The Bedford Glossary of Critical and Literary Terms - Ross Murfin 2018
Pyrrhic (dibrach): A metrical foot in poetry that consists of two unstressed syllables (˘˘). Some critics do not consider the pyrrhic to be a true foot, which they maintain requires at least one stressed syllable. Others object on opposite grounds, arguing that the prevailing meter of a poem invariably renders one of the two syllables stronger than the other, thereby making that syllable stressed and the foot either trochaic or iambic. The pyrrhic is virtually nonexistent as the base, or predominant, foot of a poem, occurring instead as an occasional foot.

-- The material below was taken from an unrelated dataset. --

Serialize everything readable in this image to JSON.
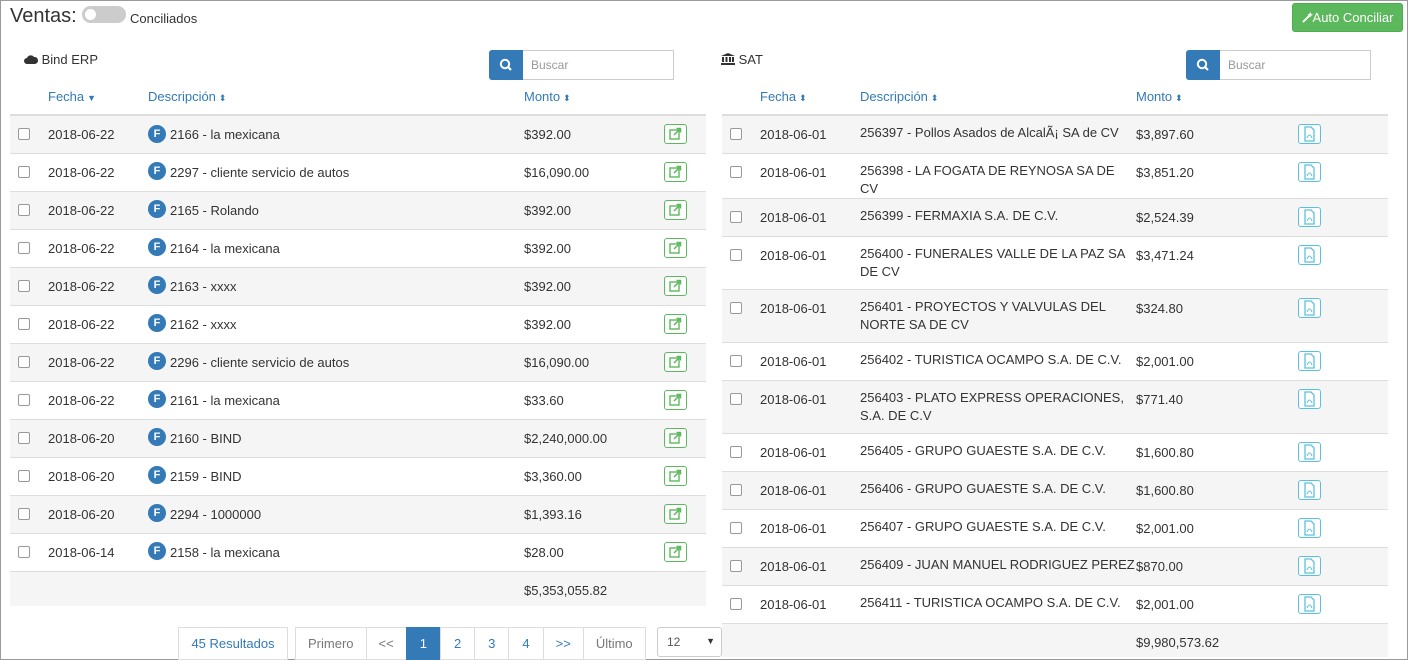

EXAMPLE: The thirty-eighth sonnet from Elizabeth Barrett Browning’s Sonnets from the Portuguese (1850) begins with a pyrrhic foot:

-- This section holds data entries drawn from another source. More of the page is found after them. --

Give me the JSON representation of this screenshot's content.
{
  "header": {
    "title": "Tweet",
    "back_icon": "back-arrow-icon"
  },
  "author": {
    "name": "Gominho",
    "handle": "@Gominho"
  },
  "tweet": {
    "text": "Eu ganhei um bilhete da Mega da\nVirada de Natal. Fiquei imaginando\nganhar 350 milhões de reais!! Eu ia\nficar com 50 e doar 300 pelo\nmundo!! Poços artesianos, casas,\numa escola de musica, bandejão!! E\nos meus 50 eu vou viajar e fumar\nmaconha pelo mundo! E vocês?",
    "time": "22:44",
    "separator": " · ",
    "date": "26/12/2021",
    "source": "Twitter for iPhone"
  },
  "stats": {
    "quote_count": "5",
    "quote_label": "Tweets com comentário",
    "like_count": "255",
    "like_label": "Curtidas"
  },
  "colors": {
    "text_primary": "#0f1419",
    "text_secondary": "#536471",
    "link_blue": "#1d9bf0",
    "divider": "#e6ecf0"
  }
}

Ĭ hăve│bĕen próud│an̆d sáid,│’My̆ lóve,│my̆ oẃn.’